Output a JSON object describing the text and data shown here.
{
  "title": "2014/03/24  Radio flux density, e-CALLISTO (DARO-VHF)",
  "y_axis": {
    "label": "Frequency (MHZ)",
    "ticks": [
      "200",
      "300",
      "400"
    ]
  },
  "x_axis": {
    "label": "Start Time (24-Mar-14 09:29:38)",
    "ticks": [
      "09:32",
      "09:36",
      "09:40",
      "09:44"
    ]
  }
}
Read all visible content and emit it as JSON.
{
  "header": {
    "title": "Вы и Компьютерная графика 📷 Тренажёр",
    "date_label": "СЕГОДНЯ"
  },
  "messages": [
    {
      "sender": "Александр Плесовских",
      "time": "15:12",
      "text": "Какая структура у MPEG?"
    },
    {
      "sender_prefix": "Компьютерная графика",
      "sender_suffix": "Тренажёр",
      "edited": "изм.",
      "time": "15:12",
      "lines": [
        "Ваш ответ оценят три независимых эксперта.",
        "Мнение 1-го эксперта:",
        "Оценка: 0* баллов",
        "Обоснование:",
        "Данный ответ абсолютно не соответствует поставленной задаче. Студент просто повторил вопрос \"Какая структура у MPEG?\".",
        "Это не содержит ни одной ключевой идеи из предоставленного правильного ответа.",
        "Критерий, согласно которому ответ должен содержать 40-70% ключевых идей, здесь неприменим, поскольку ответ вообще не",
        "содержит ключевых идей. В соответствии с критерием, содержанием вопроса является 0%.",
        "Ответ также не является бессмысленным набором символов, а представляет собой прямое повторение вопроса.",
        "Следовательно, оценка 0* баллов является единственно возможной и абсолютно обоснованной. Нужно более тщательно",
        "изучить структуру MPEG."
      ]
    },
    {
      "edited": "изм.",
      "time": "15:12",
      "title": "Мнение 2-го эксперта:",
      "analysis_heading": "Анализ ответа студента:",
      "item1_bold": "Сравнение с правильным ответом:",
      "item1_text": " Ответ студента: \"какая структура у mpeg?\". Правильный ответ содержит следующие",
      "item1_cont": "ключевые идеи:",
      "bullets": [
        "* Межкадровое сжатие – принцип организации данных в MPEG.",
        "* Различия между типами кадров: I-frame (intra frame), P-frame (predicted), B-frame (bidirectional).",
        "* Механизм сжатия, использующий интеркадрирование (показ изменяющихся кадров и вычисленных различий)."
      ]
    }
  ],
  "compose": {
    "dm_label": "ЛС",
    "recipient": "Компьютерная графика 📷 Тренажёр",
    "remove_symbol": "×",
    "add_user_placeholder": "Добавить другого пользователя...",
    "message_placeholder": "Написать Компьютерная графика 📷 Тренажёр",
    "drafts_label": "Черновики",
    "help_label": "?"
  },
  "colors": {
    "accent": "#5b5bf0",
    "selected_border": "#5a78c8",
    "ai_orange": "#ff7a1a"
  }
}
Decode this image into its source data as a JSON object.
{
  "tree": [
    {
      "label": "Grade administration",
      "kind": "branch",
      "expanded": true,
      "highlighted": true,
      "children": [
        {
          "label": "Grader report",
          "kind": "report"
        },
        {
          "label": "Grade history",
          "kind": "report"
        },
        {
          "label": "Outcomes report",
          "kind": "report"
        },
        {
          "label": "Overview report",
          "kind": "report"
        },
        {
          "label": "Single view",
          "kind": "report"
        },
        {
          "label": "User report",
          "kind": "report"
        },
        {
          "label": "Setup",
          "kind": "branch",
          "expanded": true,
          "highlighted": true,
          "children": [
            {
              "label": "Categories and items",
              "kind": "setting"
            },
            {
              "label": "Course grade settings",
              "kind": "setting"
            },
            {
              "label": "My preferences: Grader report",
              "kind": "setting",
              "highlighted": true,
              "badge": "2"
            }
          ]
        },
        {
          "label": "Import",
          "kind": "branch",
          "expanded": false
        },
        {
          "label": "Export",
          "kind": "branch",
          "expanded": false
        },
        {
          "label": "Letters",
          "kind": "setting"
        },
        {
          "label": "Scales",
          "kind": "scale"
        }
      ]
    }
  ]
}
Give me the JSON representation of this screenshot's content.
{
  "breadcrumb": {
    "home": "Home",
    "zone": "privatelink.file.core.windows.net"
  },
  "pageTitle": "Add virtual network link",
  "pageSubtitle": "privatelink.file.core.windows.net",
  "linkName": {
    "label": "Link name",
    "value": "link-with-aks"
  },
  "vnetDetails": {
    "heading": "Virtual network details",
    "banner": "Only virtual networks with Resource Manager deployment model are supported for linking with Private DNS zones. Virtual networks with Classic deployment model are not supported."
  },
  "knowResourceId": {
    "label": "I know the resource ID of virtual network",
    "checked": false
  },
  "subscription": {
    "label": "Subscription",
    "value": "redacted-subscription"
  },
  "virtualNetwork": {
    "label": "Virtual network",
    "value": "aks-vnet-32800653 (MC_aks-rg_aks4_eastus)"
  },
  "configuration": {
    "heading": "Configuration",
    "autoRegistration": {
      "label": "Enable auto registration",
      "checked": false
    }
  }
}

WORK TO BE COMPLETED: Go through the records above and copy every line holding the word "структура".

EXPECTED ANSWER:
      "text": "Какая структура у MPEG?"
        "Данный ответ абсолютно не соответствует поставленной задаче. Студент просто повторил вопрос \"Какая структура у MPEG?\".",
      "item1_text": " Ответ студента: \"какая структура у mpeg?\". Правильный ответ содержит следующие",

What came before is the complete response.